* _INSTRUCTIONS TO FOLLOW_:
Only a number is wanted here: how many lines in the records below contain the string "text".

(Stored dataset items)
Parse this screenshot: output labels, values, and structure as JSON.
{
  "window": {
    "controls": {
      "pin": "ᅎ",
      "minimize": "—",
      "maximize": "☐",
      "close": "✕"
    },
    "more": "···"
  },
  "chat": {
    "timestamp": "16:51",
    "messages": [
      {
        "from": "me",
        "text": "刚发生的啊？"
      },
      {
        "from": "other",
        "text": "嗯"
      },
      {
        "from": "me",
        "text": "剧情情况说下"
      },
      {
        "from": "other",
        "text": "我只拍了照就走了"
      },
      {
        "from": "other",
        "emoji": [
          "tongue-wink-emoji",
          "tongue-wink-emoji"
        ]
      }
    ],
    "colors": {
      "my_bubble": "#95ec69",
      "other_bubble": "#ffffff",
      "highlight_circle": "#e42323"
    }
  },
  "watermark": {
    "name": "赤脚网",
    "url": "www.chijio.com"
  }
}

* _EXERCISE SOLUTION_:
4